(Supplied data begins)

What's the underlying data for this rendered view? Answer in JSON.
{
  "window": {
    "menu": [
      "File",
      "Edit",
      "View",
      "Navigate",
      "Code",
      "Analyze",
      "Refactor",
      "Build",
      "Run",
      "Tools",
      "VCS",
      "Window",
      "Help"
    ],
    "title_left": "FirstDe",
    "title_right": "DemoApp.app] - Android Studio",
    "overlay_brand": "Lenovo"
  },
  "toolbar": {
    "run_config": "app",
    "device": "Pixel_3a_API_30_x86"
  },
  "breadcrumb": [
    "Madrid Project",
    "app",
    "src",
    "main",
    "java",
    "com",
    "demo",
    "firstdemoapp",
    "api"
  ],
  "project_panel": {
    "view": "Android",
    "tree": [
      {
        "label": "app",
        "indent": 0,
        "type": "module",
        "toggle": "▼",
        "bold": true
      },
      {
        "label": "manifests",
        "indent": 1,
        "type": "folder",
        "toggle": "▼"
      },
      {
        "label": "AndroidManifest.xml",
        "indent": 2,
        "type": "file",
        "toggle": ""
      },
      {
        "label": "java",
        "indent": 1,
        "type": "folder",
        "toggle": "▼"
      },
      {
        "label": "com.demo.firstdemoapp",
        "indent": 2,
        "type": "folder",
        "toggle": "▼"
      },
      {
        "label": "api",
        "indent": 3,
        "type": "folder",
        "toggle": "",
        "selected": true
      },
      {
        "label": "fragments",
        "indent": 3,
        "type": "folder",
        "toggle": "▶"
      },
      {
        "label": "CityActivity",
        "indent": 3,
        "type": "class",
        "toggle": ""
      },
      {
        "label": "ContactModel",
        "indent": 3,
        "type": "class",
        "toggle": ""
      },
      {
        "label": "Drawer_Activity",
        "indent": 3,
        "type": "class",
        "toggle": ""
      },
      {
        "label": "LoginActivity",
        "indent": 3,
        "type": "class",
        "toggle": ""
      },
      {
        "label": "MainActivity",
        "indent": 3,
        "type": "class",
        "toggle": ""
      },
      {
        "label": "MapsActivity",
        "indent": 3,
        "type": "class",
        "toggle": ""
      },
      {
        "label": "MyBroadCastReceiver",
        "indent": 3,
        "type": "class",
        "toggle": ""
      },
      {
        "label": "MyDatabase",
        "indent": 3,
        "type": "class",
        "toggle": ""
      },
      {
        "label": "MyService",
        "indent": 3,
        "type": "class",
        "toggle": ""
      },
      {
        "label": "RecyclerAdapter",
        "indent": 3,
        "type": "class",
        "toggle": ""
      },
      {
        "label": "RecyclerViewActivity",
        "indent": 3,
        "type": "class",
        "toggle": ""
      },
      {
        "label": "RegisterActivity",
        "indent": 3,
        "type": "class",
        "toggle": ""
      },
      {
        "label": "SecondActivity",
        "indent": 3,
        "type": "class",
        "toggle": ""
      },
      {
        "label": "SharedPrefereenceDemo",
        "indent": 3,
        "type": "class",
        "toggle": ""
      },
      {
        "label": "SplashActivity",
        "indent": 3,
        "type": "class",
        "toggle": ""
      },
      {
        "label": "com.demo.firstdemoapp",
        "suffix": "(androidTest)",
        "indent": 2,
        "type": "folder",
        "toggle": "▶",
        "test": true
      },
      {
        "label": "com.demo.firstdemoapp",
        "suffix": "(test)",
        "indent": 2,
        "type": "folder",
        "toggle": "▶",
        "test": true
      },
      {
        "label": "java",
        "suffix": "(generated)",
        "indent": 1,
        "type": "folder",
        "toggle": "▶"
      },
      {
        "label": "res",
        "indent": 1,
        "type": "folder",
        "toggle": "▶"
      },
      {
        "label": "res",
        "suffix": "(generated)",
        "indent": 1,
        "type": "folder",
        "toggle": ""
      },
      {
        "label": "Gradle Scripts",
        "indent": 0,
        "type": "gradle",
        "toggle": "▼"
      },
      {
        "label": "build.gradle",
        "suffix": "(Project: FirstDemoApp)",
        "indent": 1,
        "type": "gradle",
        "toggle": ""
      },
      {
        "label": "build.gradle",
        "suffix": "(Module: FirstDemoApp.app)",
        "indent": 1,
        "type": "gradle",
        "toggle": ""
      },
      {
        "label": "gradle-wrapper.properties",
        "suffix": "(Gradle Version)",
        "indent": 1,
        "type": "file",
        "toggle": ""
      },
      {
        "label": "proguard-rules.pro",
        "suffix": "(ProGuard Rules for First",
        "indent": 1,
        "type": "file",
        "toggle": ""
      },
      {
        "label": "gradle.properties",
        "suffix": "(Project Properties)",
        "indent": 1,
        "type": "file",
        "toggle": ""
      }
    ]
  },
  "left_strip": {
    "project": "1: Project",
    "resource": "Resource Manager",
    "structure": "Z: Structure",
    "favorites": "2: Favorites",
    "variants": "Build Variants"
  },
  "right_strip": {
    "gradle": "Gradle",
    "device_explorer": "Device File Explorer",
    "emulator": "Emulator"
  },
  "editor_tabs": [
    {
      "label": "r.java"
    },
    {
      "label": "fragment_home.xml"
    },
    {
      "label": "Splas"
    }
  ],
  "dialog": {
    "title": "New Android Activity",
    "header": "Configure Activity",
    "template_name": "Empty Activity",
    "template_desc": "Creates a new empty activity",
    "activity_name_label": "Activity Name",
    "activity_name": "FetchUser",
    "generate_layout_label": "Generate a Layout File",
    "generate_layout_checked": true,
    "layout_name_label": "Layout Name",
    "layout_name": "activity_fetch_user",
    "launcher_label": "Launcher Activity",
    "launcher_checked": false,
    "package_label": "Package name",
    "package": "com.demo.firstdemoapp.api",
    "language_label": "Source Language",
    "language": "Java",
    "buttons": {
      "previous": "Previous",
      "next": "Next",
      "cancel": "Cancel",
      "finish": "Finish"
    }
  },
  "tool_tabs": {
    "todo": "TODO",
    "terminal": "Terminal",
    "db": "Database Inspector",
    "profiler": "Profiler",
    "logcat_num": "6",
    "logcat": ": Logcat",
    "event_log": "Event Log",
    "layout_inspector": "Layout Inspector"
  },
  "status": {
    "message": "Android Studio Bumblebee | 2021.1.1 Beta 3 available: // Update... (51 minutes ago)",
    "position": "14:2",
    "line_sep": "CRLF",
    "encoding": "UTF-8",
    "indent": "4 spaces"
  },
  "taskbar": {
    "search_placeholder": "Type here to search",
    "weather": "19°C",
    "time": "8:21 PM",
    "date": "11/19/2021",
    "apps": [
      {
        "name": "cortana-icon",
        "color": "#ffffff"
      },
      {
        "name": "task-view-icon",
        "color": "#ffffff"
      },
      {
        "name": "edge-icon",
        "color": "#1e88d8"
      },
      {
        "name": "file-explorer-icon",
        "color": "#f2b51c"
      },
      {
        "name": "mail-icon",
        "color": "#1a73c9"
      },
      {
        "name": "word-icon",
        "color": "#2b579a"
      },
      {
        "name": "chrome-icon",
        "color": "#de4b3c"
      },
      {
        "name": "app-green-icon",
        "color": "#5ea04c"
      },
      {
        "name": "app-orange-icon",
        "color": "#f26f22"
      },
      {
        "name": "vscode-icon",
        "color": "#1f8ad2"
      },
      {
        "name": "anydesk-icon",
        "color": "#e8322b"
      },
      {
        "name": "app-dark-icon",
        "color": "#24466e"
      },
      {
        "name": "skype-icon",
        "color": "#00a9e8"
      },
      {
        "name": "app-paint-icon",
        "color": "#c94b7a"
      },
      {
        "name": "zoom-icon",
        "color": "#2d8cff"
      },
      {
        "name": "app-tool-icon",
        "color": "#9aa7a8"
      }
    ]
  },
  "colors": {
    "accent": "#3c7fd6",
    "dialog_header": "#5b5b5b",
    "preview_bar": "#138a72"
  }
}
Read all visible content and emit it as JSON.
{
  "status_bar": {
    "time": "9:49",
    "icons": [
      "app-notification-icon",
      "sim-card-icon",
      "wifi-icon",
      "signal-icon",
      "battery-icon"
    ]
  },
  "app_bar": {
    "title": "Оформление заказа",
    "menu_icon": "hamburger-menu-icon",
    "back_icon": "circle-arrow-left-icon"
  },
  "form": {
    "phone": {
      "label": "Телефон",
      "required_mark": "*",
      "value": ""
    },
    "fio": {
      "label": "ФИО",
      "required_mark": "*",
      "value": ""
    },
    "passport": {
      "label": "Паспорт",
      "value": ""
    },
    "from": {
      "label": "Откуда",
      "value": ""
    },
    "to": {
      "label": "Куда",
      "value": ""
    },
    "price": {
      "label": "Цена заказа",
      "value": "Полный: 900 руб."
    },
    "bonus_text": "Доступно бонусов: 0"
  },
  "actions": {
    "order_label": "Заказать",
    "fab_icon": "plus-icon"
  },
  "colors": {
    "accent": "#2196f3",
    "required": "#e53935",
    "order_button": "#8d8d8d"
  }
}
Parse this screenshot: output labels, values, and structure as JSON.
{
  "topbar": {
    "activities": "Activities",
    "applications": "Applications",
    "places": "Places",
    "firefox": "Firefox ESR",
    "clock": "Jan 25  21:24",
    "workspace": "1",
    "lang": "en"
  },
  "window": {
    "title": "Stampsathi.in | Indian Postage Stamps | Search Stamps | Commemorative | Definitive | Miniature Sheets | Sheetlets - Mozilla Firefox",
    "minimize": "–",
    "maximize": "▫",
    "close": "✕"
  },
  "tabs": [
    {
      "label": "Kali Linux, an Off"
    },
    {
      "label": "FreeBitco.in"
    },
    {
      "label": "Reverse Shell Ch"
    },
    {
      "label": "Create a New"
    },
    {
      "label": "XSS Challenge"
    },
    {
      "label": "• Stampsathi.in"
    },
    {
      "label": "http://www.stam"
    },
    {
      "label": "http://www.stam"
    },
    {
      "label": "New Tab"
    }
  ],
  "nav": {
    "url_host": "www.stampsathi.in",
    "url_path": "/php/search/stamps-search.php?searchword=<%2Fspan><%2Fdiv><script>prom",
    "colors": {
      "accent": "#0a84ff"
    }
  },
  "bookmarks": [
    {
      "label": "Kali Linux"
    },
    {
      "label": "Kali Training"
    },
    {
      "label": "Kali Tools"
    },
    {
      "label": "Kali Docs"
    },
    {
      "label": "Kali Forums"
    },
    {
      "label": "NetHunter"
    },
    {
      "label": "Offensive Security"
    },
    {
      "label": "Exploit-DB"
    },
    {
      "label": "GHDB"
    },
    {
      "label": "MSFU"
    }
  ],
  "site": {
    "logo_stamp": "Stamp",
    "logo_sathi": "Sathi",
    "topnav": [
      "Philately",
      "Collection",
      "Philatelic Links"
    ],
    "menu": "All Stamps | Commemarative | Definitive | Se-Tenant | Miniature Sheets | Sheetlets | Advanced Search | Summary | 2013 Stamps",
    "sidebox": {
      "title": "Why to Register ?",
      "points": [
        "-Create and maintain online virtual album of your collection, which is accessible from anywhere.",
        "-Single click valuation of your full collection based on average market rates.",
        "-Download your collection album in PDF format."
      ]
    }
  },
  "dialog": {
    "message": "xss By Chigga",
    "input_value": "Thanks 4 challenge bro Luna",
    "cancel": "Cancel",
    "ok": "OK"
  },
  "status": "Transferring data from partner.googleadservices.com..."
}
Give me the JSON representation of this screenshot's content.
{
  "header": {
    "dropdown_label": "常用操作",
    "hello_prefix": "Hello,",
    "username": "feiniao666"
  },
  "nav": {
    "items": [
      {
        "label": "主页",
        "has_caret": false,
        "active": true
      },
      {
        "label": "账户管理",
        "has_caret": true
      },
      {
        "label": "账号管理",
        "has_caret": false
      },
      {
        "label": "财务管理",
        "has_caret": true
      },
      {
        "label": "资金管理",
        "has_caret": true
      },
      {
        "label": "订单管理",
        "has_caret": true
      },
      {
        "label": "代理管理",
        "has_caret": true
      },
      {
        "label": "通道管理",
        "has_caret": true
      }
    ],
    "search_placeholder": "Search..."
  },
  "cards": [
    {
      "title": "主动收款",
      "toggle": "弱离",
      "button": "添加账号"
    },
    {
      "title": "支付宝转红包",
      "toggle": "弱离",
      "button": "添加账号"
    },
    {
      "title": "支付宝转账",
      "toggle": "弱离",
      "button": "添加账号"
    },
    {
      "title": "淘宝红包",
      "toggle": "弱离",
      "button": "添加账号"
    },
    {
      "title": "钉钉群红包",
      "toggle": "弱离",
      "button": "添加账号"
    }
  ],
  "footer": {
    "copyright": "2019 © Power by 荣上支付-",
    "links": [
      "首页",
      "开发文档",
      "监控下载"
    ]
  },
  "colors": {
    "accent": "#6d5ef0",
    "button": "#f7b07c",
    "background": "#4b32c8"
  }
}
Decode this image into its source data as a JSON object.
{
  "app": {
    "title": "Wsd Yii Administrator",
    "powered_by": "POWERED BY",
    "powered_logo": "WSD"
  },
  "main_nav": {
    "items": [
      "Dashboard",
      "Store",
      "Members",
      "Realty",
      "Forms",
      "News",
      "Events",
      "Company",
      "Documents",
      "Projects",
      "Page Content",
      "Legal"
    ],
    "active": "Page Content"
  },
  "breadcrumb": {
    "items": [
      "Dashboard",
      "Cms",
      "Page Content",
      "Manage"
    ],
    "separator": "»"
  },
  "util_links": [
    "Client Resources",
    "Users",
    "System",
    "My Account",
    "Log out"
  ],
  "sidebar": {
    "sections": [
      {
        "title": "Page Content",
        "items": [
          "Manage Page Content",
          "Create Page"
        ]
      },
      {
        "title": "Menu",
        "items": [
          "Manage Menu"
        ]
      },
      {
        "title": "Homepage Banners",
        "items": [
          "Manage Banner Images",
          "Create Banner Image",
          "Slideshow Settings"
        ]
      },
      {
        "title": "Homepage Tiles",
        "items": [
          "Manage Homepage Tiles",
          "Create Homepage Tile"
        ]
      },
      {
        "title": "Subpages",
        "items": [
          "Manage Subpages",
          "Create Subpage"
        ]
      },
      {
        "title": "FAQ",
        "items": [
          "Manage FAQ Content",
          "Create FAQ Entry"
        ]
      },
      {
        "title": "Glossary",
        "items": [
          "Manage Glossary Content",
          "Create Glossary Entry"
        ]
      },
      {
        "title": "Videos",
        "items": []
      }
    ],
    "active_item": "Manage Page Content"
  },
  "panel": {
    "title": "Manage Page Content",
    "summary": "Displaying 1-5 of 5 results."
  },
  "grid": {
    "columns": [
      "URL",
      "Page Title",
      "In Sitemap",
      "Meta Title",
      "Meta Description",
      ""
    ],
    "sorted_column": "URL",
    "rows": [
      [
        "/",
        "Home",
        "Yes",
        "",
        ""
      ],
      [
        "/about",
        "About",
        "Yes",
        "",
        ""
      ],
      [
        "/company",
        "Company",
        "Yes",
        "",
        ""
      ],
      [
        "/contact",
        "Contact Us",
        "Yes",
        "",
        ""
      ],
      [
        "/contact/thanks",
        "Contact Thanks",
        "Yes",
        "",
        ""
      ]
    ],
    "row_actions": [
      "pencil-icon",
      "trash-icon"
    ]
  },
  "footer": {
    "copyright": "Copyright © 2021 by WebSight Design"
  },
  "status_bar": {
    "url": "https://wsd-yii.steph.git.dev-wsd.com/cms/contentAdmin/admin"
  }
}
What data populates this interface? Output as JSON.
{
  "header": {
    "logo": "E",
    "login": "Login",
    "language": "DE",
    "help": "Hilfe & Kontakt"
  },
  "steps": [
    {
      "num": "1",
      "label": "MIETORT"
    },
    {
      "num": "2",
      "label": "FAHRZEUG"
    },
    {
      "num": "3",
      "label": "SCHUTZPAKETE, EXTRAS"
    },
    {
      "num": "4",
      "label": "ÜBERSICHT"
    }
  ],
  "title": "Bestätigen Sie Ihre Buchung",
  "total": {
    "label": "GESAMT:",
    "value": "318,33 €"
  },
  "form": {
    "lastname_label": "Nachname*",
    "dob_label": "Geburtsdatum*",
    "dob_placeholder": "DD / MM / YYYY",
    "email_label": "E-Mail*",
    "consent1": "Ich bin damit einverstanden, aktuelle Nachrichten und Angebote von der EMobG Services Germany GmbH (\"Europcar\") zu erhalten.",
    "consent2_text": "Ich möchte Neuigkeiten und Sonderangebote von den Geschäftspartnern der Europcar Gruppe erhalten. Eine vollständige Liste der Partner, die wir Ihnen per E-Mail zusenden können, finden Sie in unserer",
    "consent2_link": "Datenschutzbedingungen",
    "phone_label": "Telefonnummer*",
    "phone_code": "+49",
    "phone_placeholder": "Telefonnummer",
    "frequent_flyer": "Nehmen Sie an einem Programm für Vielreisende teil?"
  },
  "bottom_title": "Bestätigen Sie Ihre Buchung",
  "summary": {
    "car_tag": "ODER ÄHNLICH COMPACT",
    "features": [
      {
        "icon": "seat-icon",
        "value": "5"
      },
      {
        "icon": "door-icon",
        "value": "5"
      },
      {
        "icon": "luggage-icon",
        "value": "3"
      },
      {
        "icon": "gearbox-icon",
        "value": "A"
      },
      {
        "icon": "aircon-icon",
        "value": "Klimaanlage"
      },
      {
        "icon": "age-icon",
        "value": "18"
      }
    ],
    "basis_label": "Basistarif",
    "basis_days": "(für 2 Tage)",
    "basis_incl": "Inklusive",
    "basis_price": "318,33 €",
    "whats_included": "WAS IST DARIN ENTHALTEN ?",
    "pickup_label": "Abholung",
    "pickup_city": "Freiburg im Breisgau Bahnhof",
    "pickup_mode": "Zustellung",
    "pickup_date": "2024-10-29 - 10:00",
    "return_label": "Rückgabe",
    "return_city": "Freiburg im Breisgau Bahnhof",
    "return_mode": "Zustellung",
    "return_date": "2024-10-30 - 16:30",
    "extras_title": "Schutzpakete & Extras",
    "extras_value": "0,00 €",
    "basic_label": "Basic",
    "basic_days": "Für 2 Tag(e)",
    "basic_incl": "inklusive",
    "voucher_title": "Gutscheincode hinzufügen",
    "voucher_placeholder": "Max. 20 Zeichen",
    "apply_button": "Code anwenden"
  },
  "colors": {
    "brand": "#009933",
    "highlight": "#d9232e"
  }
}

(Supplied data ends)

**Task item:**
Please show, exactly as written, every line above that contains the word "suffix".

**Answer below:**
        "suffix": "(androidTest)",
        "suffix": "(test)",
        "suffix": "(generated)",
        "suffix": "(generated)",
        "suffix": "(Project: FirstDemoApp)",
        "suffix": "(Module: FirstDemoApp.app)",
        "suffix": "(Gradle Version)",
        "suffix": "(ProGuard Rules for First",
        "suffix": "(Project Properties)",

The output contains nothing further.